YOUR INSTRUCTIONS: Each entry must be given again exactly; images do not belong in the copy.
*** Opening of DATASET RECORDS ***
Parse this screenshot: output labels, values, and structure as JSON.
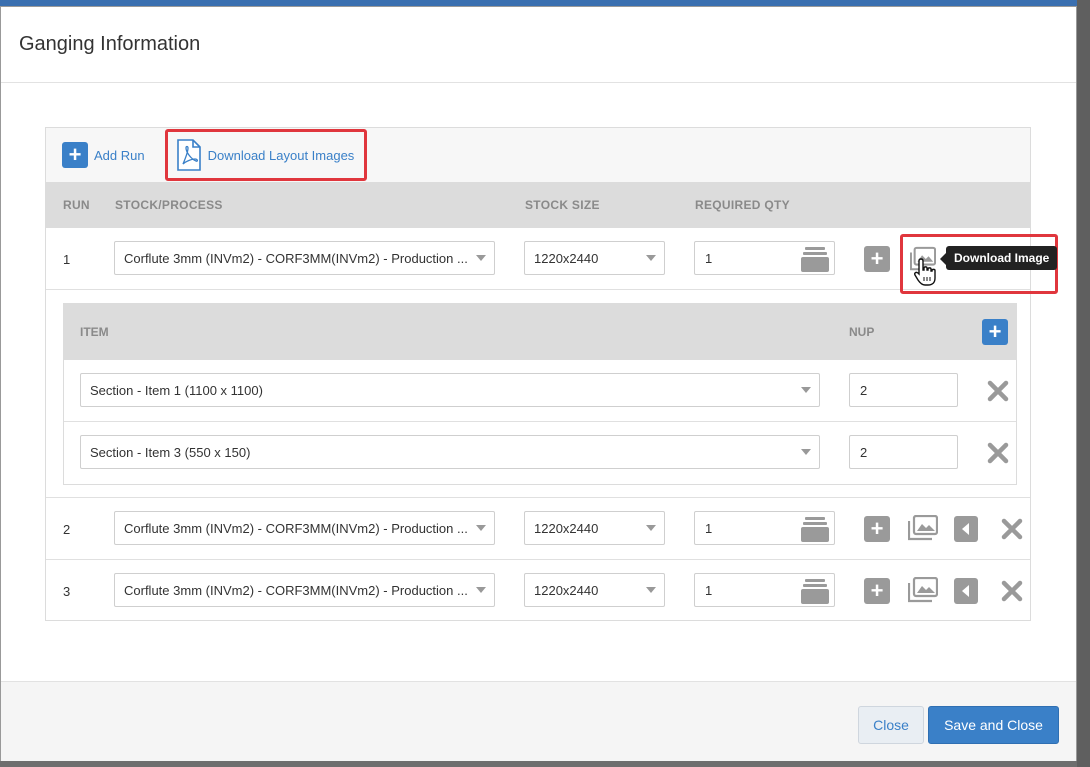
{
  "modal": {
    "title": "Ganging Information"
  },
  "toolbar": {
    "add_run_label": "Add Run",
    "download_layout_label": "Download Layout Images"
  },
  "table": {
    "headers": {
      "run": "RUN",
      "stock": "STOCK/PROCESS",
      "size": "STOCK SIZE",
      "qty": "REQUIRED QTY"
    },
    "rows": [
      {
        "run": "1",
        "stock": "Corflute 3mm (INVm2) - CORF3MM(INVm2) - Production ...",
        "size": "1220x2440",
        "qty": "1"
      },
      {
        "run": "2",
        "stock": "Corflute 3mm (INVm2) - CORF3MM(INVm2) - Production ...",
        "size": "1220x2440",
        "qty": "1"
      },
      {
        "run": "3",
        "stock": "Corflute 3mm (INVm2) - CORF3MM(INVm2) - Production ...",
        "size": "1220x2440",
        "qty": "1"
      }
    ]
  },
  "subtable": {
    "headers": {
      "item": "ITEM",
      "nup": "NUP"
    },
    "rows": [
      {
        "item": "Section - Item 1 (1100 x 1100)",
        "nup": "2"
      },
      {
        "item": "Section - Item 3 (550 x 150)",
        "nup": "2"
      }
    ]
  },
  "tooltip": {
    "text": "Download Image"
  },
  "footer": {
    "close_label": "Close",
    "save_label": "Save and Close"
  },
  "colors": {
    "accent": "#3a80c8",
    "highlight": "#e0363d",
    "icon_grey": "#9a9a9a"
  },
  "icons": [
    "plus-icon",
    "pdf-icon",
    "stack-icon",
    "image-icon",
    "back-icon",
    "close-x-icon",
    "hand-cursor-icon"
  ]
}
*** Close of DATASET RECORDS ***
EXERCISE RESPONSE:
Parse this screenshot: output labels, values, and structure as JSON.
{
  "modal": {
    "title": "Ganging Information"
  },
  "toolbar": {
    "add_run_label": "Add Run",
    "download_layout_label": "Download Layout Images"
  },
  "table": {
    "headers": {
      "run": "RUN",
      "stock": "STOCK/PROCESS",
      "size": "STOCK SIZE",
      "qty": "REQUIRED QTY"
    },
    "rows": [
      {
        "run": "1",
        "stock": "Corflute 3mm (INVm2) - CORF3MM(INVm2) - Production ...",
        "size": "1220x2440",
        "qty": "1"
      },
      {
        "run": "2",
        "stock": "Corflute 3mm (INVm2) - CORF3MM(INVm2) - Production ...",
        "size": "1220x2440",
        "qty": "1"
      },
      {
        "run": "3",
        "stock": "Corflute 3mm (INVm2) - CORF3MM(INVm2) - Production ...",
        "size": "1220x2440",
        "qty": "1"
      }
    ]
  },
  "subtable": {
    "headers": {
      "item": "ITEM",
      "nup": "NUP"
    },
    "rows": [
      {
        "item": "Section - Item 1 (1100 x 1100)",
        "nup": "2"
      },
      {
        "item": "Section - Item 3 (550 x 150)",
        "nup": "2"
      }
    ]
  },
  "tooltip": {
    "text": "Download Image"
  },
  "footer": {
    "close_label": "Close",
    "save_label": "Save and Close"
  },
  "colors": {
    "accent": "#3a80c8",
    "highlight": "#e0363d",
    "icon_grey": "#9a9a9a"
  },
  "icons": [
    "plus-icon",
    "pdf-icon",
    "stack-icon",
    "image-icon",
    "back-icon",
    "close-x-icon",
    "hand-cursor-icon"
  ]
}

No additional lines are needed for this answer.